But on closer examination, scientists found telling anatomical traits of a transitional creature, a fish that is still a fish but exhibiting changes that anticipate the emergence of land animals — a predecessor thus of amphibians, reptiles and dinosaurs, mammals and eventually humans.

I'm no scientist but I was taught fairly early on in my life that we all climbed out of the primordial soup in the form of some kind of fish or another so I was a little surprised to learn that scientists just now feel like they have some kind of actual evidence of that. Now that this whole evolution thing is finally settled and we can finally rid ourselves of all the religion stuff … wait, you mean it's not settled? Now I'm really confused. Some people certainly think it is. Ronald Bailey at Hit & Run claims victory:
Look for creationists of all stripes to demand, "So where's the transition between eusthenopteron and tiktaalik, not to mention the transiton between tiktaalik and ichthyostega?" Essentially what they are requiring for proof of evolution are the fossils for every creature that ever lived because without them, there will always be a "missing link." Nevertheless, the discovery of tiktaalik forces their God into ever smaller gaps.
Ich-thingamajigy links aside, John Aravosis at AMERICAblog asks:
One question: If God really created the earth 6000 years ago, then why did he create a fake 375 million year old fossil and bury it near the North Pole? A kind of Old Testament April Fool's joke?
But blogger Doug_TenNapel offers a lengthy rebuttal to the find and says this means nothing in terms of the debate:
You can't know that the fins are limbs in the making or if the fins are fully functional and perfectly complete as is. It's also really suspect that an entire arm system would be evolving at the same time. Does a fish fin that has 10% progress in the digits, wrists, elbows and shoulders really have an advantage over his peers to help him get his genes into the next generation? If I have 10% of a shark tail growing out of my butt have I gained a swimming advantage? How about 1% of a shark fin? I'm sorry but this kind of Darwinism is just self-evidently dumb.

Plus if any "scientist" would bother reading Hugh Ross they would see that most of us in Intelligent Design actually strongly believe that some form of evolution occurred. So again, I don't agree with the Times that this is some death nail in our position.

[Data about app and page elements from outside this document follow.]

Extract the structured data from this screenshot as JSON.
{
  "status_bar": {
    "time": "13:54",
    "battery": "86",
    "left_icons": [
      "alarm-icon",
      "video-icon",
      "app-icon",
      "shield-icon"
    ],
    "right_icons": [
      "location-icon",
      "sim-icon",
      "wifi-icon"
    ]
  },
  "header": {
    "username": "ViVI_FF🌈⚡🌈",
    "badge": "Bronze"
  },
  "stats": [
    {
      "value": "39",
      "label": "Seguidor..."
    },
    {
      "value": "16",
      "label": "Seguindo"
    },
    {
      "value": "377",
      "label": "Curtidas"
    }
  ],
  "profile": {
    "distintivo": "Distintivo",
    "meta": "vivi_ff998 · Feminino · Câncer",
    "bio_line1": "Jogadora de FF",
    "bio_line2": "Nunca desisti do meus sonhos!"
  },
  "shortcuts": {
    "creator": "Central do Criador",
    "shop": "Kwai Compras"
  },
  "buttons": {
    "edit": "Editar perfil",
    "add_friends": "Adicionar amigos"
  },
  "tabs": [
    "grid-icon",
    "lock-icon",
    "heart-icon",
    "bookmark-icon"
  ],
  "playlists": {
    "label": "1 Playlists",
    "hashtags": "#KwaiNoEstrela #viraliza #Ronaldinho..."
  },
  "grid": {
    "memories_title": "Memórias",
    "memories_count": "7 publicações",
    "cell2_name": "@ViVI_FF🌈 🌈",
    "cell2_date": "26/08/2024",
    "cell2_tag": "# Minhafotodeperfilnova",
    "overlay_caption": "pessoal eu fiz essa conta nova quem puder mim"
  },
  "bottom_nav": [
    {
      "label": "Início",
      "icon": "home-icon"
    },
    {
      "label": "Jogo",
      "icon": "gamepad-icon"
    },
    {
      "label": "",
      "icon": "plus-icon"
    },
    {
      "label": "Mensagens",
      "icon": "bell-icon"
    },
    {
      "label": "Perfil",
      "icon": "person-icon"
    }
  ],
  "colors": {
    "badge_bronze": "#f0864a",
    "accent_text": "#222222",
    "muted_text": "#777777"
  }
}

Well then, what have we learned from the introduction to our new friend Tiktaalik? It's pretty safe to say that when it comes to the debate over evolution, this bunch of fish bones isn't going to change a whole lot of minds. And, of course there's the whole distinction made between strict creationism and intelligent design to deal with as well. The New York Times, and probably a whole lot of other stories that have and will be written, are doing their best to sound very authoritative but as we've seen time and time again on scientific issues (be it global warming or evolution), there is rarely consensus.